How has your engineering background come into play – does that influence your work now?
I would say so. The way I look at it, engineering is learning how to solve problems. In most of my projects, there are a number of problems or situations to work through, whether in the construction – building up the blocks of wood – or the process itself – removing the wood. There are tasks that have to be figured out, so yeah, I think I use it (engineering) every day.
Do the different species of wood influence your final product?

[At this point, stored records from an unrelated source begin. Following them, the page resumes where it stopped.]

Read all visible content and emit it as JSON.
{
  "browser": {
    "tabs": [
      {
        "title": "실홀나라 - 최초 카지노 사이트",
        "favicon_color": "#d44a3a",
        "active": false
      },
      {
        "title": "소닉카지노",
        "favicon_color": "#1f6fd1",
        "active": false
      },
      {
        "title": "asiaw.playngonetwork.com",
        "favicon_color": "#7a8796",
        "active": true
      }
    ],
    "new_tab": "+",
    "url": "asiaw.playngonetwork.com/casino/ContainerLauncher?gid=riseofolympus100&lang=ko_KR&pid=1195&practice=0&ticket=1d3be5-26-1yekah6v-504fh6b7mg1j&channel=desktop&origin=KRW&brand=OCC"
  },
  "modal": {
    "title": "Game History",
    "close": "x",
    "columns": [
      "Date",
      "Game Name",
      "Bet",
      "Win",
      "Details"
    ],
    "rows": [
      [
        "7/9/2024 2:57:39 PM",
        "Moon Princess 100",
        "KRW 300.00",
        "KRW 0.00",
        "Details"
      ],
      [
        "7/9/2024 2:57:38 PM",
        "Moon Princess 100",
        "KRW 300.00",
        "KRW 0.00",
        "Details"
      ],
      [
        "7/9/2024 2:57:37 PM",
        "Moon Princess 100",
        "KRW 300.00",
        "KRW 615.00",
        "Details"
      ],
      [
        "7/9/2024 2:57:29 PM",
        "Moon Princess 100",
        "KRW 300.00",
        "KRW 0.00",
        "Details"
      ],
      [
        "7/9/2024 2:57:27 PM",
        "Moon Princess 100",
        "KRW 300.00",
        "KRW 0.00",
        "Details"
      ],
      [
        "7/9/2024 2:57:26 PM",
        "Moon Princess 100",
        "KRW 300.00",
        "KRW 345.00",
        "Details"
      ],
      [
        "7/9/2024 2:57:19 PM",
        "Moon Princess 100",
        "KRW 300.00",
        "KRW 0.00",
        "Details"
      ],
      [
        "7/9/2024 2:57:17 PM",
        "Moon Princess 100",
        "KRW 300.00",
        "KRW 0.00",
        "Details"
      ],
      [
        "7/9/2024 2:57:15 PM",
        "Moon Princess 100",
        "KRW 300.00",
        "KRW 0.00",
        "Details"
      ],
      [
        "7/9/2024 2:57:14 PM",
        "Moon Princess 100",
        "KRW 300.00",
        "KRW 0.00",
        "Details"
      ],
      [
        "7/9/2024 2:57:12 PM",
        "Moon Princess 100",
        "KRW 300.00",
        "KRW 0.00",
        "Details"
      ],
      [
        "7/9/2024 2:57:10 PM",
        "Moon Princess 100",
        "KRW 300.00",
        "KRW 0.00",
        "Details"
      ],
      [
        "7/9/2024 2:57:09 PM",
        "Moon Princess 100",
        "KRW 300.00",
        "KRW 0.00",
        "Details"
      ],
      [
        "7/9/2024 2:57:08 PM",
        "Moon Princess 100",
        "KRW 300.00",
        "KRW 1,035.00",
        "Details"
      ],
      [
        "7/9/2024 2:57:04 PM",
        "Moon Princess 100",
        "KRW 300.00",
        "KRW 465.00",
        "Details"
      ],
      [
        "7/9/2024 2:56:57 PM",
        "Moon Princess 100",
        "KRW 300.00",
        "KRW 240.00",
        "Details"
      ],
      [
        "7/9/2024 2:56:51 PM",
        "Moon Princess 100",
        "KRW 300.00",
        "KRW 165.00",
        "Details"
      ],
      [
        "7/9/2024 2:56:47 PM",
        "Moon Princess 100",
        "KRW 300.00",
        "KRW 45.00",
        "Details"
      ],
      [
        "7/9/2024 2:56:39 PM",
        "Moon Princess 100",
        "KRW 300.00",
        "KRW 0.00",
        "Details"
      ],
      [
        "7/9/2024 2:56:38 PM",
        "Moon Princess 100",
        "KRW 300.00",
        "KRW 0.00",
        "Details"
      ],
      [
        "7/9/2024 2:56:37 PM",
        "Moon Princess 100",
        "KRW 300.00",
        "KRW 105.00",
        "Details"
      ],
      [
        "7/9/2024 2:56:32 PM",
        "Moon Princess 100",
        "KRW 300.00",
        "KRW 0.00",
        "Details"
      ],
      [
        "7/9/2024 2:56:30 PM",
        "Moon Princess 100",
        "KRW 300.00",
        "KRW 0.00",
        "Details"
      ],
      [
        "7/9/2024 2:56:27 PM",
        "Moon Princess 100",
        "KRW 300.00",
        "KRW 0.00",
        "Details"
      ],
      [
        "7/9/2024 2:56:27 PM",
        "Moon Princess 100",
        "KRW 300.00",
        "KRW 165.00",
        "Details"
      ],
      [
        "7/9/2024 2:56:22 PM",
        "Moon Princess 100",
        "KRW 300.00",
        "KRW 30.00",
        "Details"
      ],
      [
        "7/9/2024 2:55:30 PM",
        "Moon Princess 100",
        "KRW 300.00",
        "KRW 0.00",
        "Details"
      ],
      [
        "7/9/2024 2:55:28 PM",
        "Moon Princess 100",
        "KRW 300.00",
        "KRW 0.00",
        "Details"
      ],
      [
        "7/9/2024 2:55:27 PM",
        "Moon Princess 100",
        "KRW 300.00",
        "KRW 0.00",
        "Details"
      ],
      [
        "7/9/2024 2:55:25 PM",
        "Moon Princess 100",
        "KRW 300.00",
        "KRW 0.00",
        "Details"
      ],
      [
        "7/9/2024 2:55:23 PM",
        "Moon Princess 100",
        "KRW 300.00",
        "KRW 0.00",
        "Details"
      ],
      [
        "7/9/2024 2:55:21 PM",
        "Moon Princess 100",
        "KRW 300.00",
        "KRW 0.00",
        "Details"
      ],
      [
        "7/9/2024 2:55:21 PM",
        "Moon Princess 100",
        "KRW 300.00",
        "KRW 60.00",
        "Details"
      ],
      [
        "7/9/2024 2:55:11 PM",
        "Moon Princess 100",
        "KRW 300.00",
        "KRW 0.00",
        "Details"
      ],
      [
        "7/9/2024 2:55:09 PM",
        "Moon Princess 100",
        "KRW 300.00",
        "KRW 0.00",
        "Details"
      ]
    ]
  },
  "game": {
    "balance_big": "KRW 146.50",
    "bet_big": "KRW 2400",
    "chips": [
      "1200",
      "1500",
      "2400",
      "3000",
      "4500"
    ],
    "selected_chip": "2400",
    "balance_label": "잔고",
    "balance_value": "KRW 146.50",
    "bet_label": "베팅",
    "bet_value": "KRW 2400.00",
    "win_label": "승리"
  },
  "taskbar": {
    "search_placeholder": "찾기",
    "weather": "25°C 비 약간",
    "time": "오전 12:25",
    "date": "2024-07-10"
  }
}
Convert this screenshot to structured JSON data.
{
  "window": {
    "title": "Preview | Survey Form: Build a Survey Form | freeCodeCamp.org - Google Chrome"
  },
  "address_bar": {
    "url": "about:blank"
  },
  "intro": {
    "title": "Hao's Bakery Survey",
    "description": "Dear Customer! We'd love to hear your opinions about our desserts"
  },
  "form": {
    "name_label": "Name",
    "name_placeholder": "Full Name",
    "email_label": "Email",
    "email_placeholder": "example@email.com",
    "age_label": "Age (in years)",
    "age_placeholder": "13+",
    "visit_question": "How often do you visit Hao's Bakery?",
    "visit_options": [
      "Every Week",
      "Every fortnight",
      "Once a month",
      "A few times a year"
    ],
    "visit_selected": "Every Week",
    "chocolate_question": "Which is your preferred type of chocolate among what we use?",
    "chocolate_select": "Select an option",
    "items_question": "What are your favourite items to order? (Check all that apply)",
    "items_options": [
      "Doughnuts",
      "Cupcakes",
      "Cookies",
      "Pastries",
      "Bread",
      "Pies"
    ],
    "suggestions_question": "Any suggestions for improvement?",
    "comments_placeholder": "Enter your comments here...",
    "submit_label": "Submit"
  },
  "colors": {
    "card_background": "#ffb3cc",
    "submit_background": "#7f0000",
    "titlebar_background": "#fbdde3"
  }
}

Yes. In the carousel project, when I really got started with it, the horses were made of bass wood, and that’s traditional wood for figurative work. The wood itself is easy to carve; it’s strong and durable, but it’s kind of bland as far as color and figure in the wood, so most of the time it’s painted. As in the carousel horses, those were painted, these are basswood (points to masks), so they’re painted. This is raw basswood (points to Henry’s My Boy’s base). It’s actually spalted so it does have some color to it. Most of basswood is pretty bland, so you want to do something to it. Some of the other work that I do, I use hardwoods like maple, cherry, walnut, mahogany… different woods that have a lot nicer color and grain patterns: those, I don’t put pigment on them. I just put some oil or wax on them so that the wood shows its character. That’s mostly what I do with my spec work, is look at hard woods with little or no pigment. These are a deviation, kind of an exception to the typical spec work.
Is there anything else you’d like to share?
I’d like to put this mask on (picks up Henry’s My Boy). This is my dog Henry. He’s a Tasmanian Shepherd. Have you ever seen one? He would chew your leg off if he didn’t know you. He’s half Australian Shepherd and half Tasmanian Devil.